Scenario One: Family Members Battle One Another

Even though you try your hardest to avoid it, sometimes your children fight over your property anyway.  They can fight over anything: who gets what, how to interpret some language, how to manage your business, and other create can re-open old wounds or create new ones.

If your children fight, they often have to sue your estate, which decreases your estate’s value and creates negative feelings associated with your passing.  Drama can also have more subtle effects, such as damaged relationships, or some family members working against other children however they can.  If it gets bad enough, these situations can also end in lawsuits and permanent relationship damage.

What you can do: If you think your family may be prone to this kind of situation, you may want to think about using an impartial individual to administer your estate.  This could be a trusted friend, an accountant, or someone that does not have an interest if your estate or your children.  An estate planning attorney should be able to help you identify this potential problem.

Scenario Two: Both Spouses Die Simultaneously

Most estate plans gives an individual’s property to the surviving spouse.  However, if both spouses die at the same time (or almost the same time), this situation can get complicated, especially if the spouses own separate property or there are estate tax concerns.  Who gets what property may be determined by which spouse actually died first, taxes, or other factors.

What you can do:

  • You can draft a clause in your estate that names which spouse will be treated as having pre-deceased the other.
  • You may decide to hold off on giving assets to your spouse for several weeks or months so that if the surviving spouse passes away within that delay period, there will not be doubled fees or taxes because of the two deaths.
  • Naming a final back-up beneficiary in case all the primary beneficiaries die at the same time.  While this situation is fortunately unlikely, it does happen.

Scenario Three: Passing Away Overseas

Not only does estate planning laws vary from state to state, but from country to country.  Americans living outside the United State may need extra planning to comply with US laws and the laws of the country they are living in.

What you can do: If you are planning on living outside the United States for an extended period, may want to read this New York Times article and prepare an estate plan consistent with that nation’s laws.  You will in effect have two estate plans, one for each country.

Final Thoughts
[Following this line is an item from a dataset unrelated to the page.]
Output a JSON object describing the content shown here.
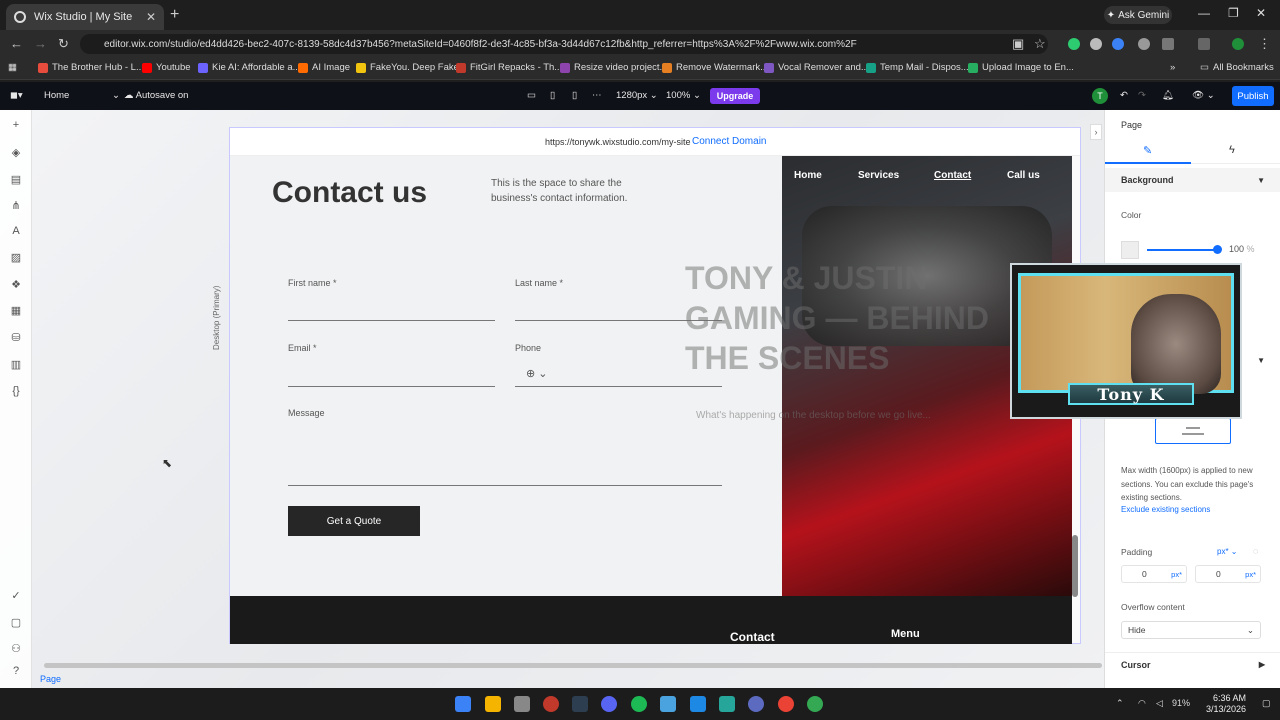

If you are unsure if your estate plan adequately takes a scenario like these into consideration, contact The Rains Law Firm or schedule a complimentary initial meeting to start that conversation and protect your property and your family.